The problem: Scan the records for the string "HDTVs" and state how many lines contain it, using the number alone.

○ ○ ○

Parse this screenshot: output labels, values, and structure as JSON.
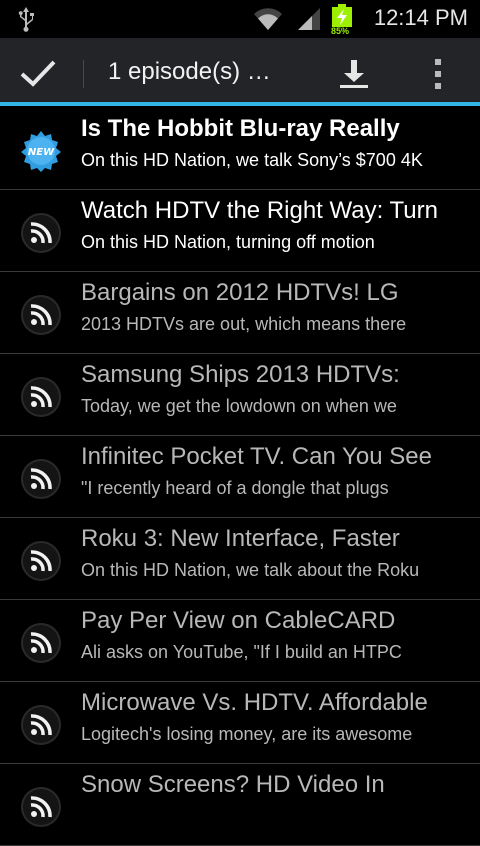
{
  "status_bar": {
    "time": "12:14 PM",
    "battery_percent": "85%",
    "icons": [
      "usb-icon",
      "wifi-icon",
      "signal-icon",
      "battery-charging-icon"
    ]
  },
  "action_bar": {
    "title": "1 episode(s) …",
    "accent_color": "#33b5e5",
    "icons": [
      "check-icon",
      "download-icon",
      "overflow-menu-icon"
    ]
  },
  "episodes": [
    {
      "title": "Is The Hobbit Blu-ray Really",
      "description": "On this HD Nation, we talk Sony’s $700 4K",
      "icon": "new-badge-icon",
      "bright": true
    },
    {
      "title": "Watch HDTV the Right Way: Turn",
      "description": "On this HD Nation, turning off motion",
      "icon": "rss-icon",
      "bright": true
    },
    {
      "title": "Bargains on 2012 HDTVs! LG",
      "description": "2013 HDTVs are out, which means there",
      "icon": "rss-icon",
      "bright": false
    },
    {
      "title": "Samsung Ships 2013 HDTVs:",
      "description": "Today, we get the lowdown on when we",
      "icon": "rss-icon",
      "bright": false
    },
    {
      "title": "Infinitec Pocket TV. Can You See",
      "description": "\"I recently heard of a dongle that plugs",
      "icon": "rss-icon",
      "bright": false
    },
    {
      "title": "Roku 3: New Interface, Faster",
      "description": "On this HD Nation, we talk about the Roku",
      "icon": "rss-icon",
      "bright": false
    },
    {
      "title": "Pay Per View on CableCARD",
      "description": "Ali asks on YouTube, \"If I build an HTPC",
      "icon": "rss-icon",
      "bright": false
    },
    {
      "title": "Microwave Vs. HDTV. Affordable",
      "description": "Logitech's losing money, are its awesome",
      "icon": "rss-icon",
      "bright": false
    },
    {
      "title": "Snow Screens?  HD Video In",
      "description": "",
      "icon": "rss-icon",
      "bright": false
    }
  ]
}
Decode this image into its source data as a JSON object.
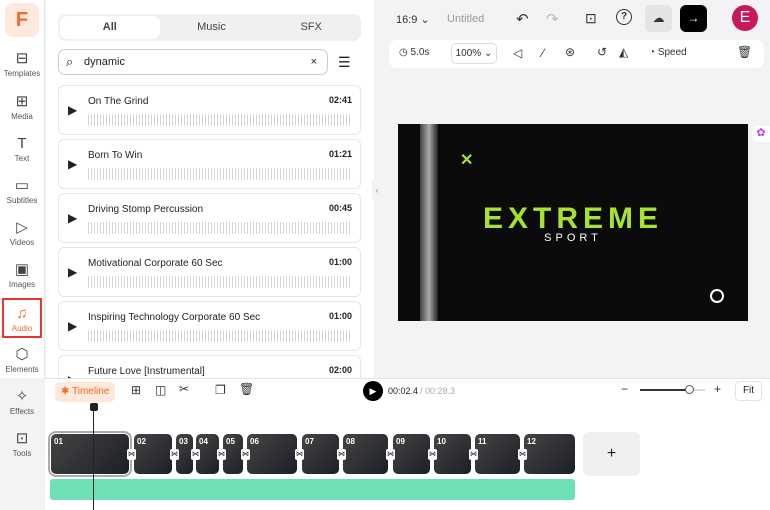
{
  "sidebar": {
    "logo": "F",
    "items": [
      {
        "label": "Templates",
        "icon": "templates-icon",
        "glyph": "⊟"
      },
      {
        "label": "Media",
        "icon": "media-icon",
        "glyph": "⊞"
      },
      {
        "label": "Text",
        "icon": "text-icon",
        "glyph": "T"
      },
      {
        "label": "Subtitles",
        "icon": "subtitles-icon",
        "glyph": "▭"
      },
      {
        "label": "Videos",
        "icon": "videos-icon",
        "glyph": "▷"
      },
      {
        "label": "Images",
        "icon": "images-icon",
        "glyph": "▣"
      },
      {
        "label": "Audio",
        "icon": "audio-icon",
        "glyph": "♫"
      },
      {
        "label": "Elements",
        "icon": "elements-icon",
        "glyph": "⬡"
      },
      {
        "label": "Effects",
        "icon": "effects-icon",
        "glyph": "✧"
      },
      {
        "label": "Tools",
        "icon": "tools-icon",
        "glyph": "⊡"
      }
    ],
    "active": "Audio",
    "accent": "#f26b2a"
  },
  "panel": {
    "tabs": [
      "All",
      "Music",
      "SFX"
    ],
    "active_tab": "All",
    "search": {
      "value": "dynamic",
      "clear": "×"
    },
    "tracks": [
      {
        "name": "On The Grind",
        "duration": "02:41"
      },
      {
        "name": "Born To Win",
        "duration": "01:21"
      },
      {
        "name": "Driving Stomp Percussion",
        "duration": "00:45"
      },
      {
        "name": "Motivational Corporate 60 Sec",
        "duration": "01:00"
      },
      {
        "name": "Inspiring Technology Corporate 60 Sec",
        "duration": "01:00"
      },
      {
        "name": "Future Love [Instrumental]",
        "duration": "02:00"
      }
    ]
  },
  "topbar": {
    "aspect": "16:9",
    "title": "Untitled",
    "avatar": "E"
  },
  "toolbar": {
    "duration": "5.0s",
    "zoom": "100%",
    "speed": "Speed"
  },
  "preview": {
    "title": "EXTREME",
    "subtitle": "SPORT",
    "accent": "#a6e22e"
  },
  "timeline": {
    "label": "Timeline",
    "current": "00:02.4",
    "total": "/ 00:28.3",
    "fit": "Fit",
    "zoom_level": 0.75,
    "clips": [
      "01",
      "02",
      "03",
      "04",
      "05",
      "06",
      "07",
      "08",
      "09",
      "10",
      "11",
      "12"
    ],
    "add": "+"
  }
}
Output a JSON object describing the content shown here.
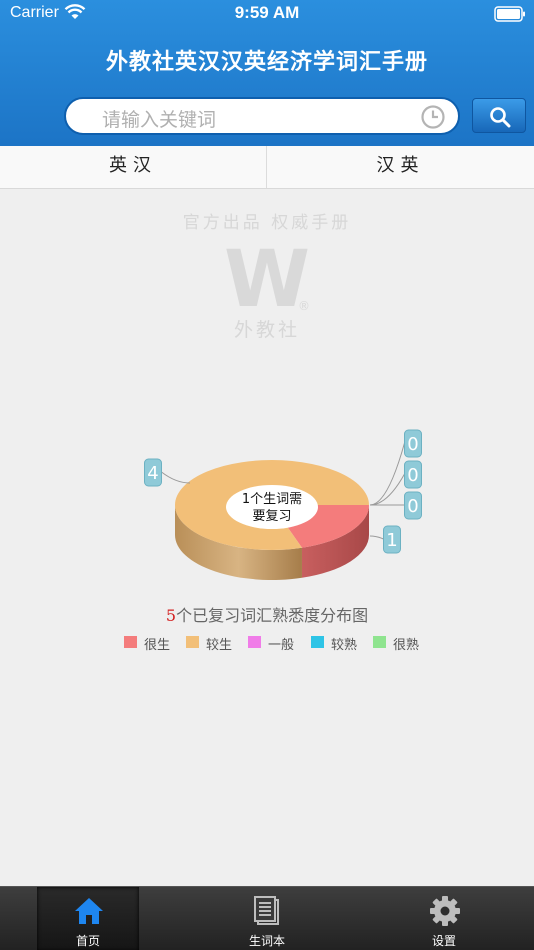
{
  "status_bar": {
    "carrier": "Carrier",
    "time": "9:59 AM"
  },
  "header": {
    "title": "外教社英汉汉英经济学词汇手册"
  },
  "search": {
    "placeholder": "请输入关键词"
  },
  "tabs": [
    {
      "label": "英汉"
    },
    {
      "label": "汉英"
    }
  ],
  "watermark": {
    "slogan": "官方出品 权威手册",
    "publisher": "外教社",
    "logo_letter": "W",
    "registered_mark": "®"
  },
  "chart_data": {
    "type": "pie",
    "center_label_line1": "1个生词需",
    "center_label_line2": "要复习",
    "caption_count": "5",
    "caption_text": "个已复习词汇熟悉度分布图",
    "slices": [
      {
        "name": "很生",
        "value": 1,
        "color": "#f47c7c"
      },
      {
        "name": "较生",
        "value": 4,
        "color": "#f2bf78"
      },
      {
        "name": "一般",
        "value": 0,
        "color": "#f07ce8"
      },
      {
        "name": "较熟",
        "value": 0,
        "color": "#2ec4e6"
      },
      {
        "name": "很熟",
        "value": 0,
        "color": "#8fe48f"
      }
    ]
  },
  "tabbar": {
    "items": [
      {
        "label": "首页",
        "icon": "home-icon",
        "active": true
      },
      {
        "label": "生词本",
        "icon": "notebook-icon",
        "active": false
      },
      {
        "label": "设置",
        "icon": "gear-icon",
        "active": false
      }
    ],
    "active_color": "#1e86f0"
  }
}
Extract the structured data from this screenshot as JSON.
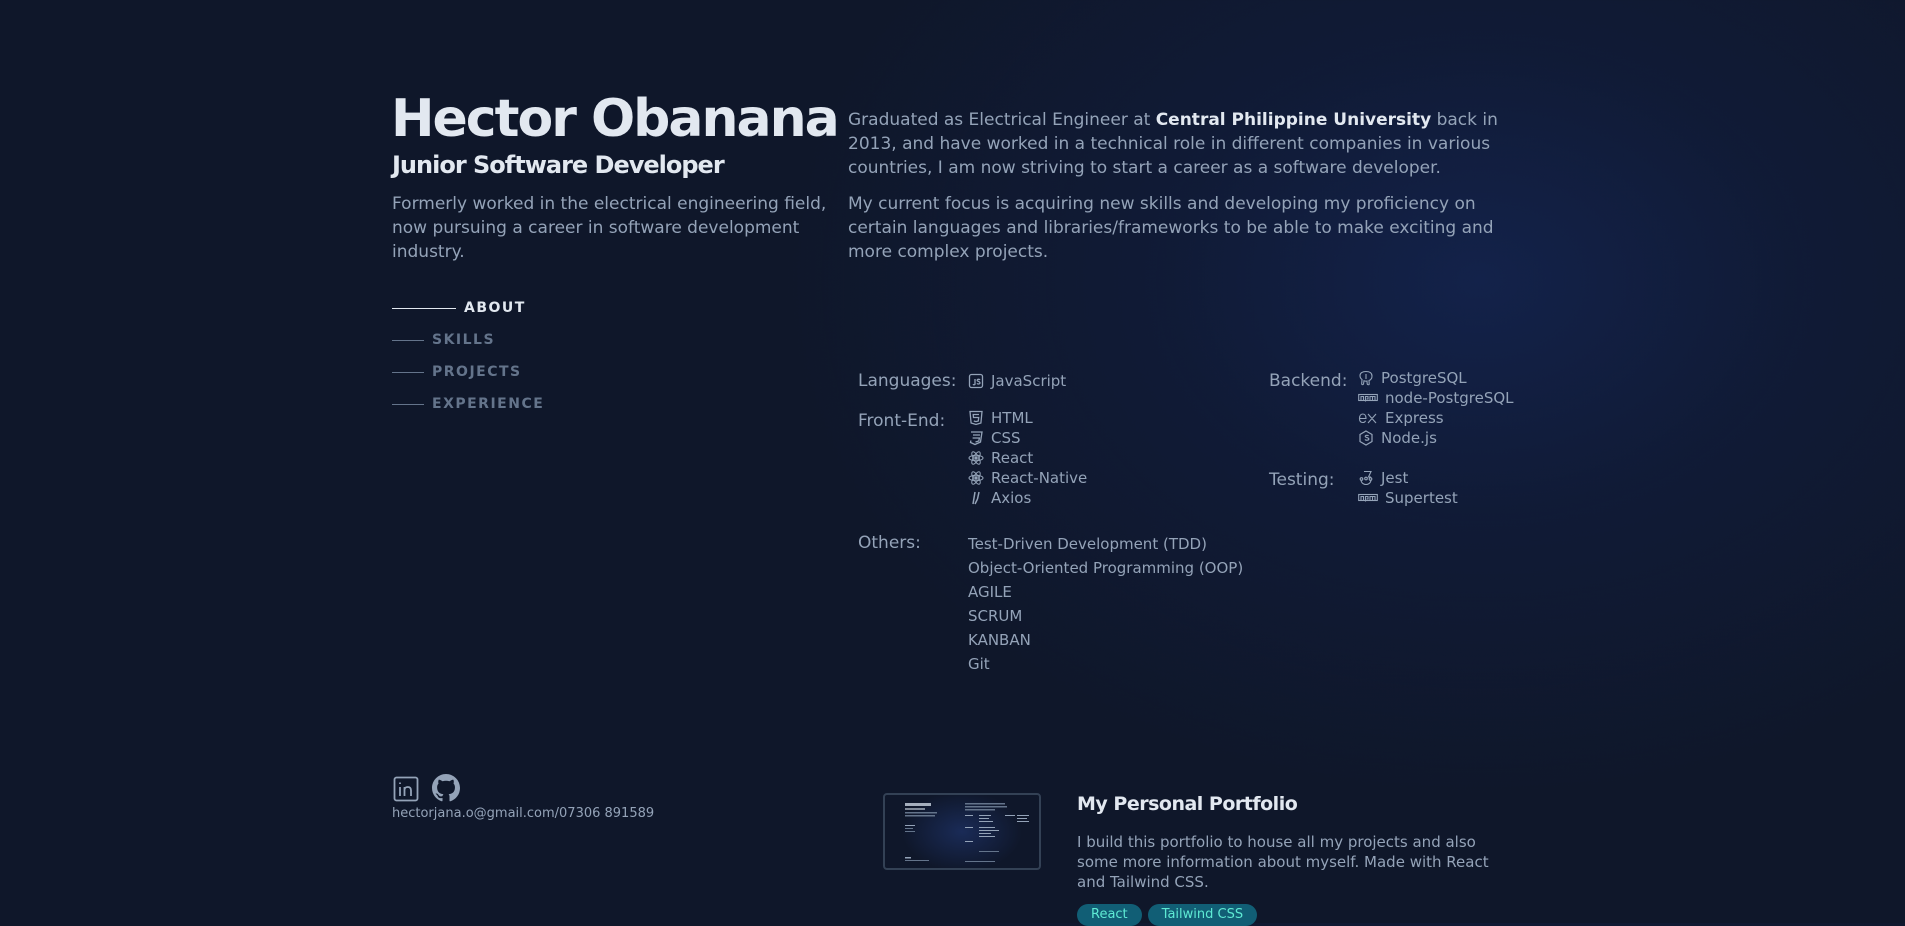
{
  "header": {
    "name": "Hector Obanana",
    "role": "Junior Software Developer",
    "tagline": "Formerly worked in the electrical engineering field, now pursuing a career in software development industry."
  },
  "nav": {
    "items": [
      {
        "label": "ABOUT",
        "active": true
      },
      {
        "label": "SKILLS",
        "active": false
      },
      {
        "label": "PROJECTS",
        "active": false
      },
      {
        "label": "EXPERIENCE",
        "active": false
      }
    ]
  },
  "about": {
    "p1_before": "Graduated as Electrical Engineer at ",
    "p1_bold": "Central Philippine University",
    "p1_after": " back in 2013, and have worked in a technical role in different companies in various countries, I am now striving to start a career as a software developer.",
    "p2": "My current focus is acquiring new skills and developing my proficiency on certain languages and libraries/frameworks to be able to make exciting and more complex projects."
  },
  "skills": {
    "languages_label": "Languages:",
    "languages": [
      {
        "name": "JavaScript",
        "icon": "javascript-icon"
      }
    ],
    "frontend_label": "Front-End:",
    "frontend": [
      {
        "name": "HTML",
        "icon": "html5-icon"
      },
      {
        "name": "CSS",
        "icon": "css3-icon"
      },
      {
        "name": "React",
        "icon": "react-icon"
      },
      {
        "name": "React-Native",
        "icon": "react-icon"
      },
      {
        "name": "Axios",
        "icon": "axios-icon"
      }
    ],
    "others_label": "Others:",
    "others": [
      "Test-Driven Development (TDD)",
      "Object-Oriented Programming (OOP)",
      "AGILE",
      "SCRUM",
      "KANBAN",
      "Git"
    ],
    "backend_label": "Backend:",
    "backend": [
      {
        "name": "PostgreSQL",
        "icon": "postgresql-icon"
      },
      {
        "name": "node-PostgreSQL",
        "icon": "npm-icon"
      },
      {
        "name": "Express",
        "icon": "express-icon"
      },
      {
        "name": "Node.js",
        "icon": "nodejs-icon"
      }
    ],
    "testing_label": "Testing:",
    "testing": [
      {
        "name": "Jest",
        "icon": "jest-icon"
      },
      {
        "name": "Supertest",
        "icon": "npm-icon"
      }
    ]
  },
  "contact": {
    "text": "hectorjana.o@gmail.com/07306 891589",
    "social": [
      {
        "icon": "linkedin-icon"
      },
      {
        "icon": "github-icon"
      }
    ]
  },
  "project": {
    "title": "My Personal Portfolio",
    "description": "I build this portfolio to house all my projects and also some more information about myself. Made with React and Tailwind CSS.",
    "tags": [
      "React",
      "Tailwind CSS"
    ]
  },
  "colors": {
    "background": "#0f172a",
    "heading": "#e2e8f0",
    "text": "#94a3b8",
    "muted": "#64748b",
    "tag_bg": "#115e75",
    "tag_text": "#5eead4"
  }
}
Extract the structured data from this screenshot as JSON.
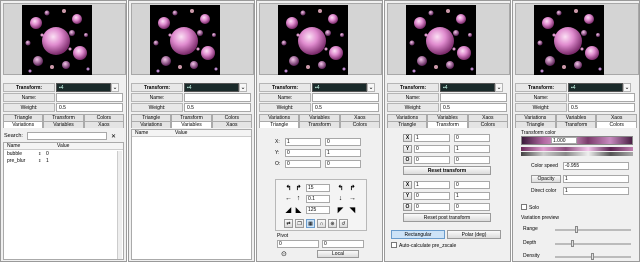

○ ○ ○

Your solution: 3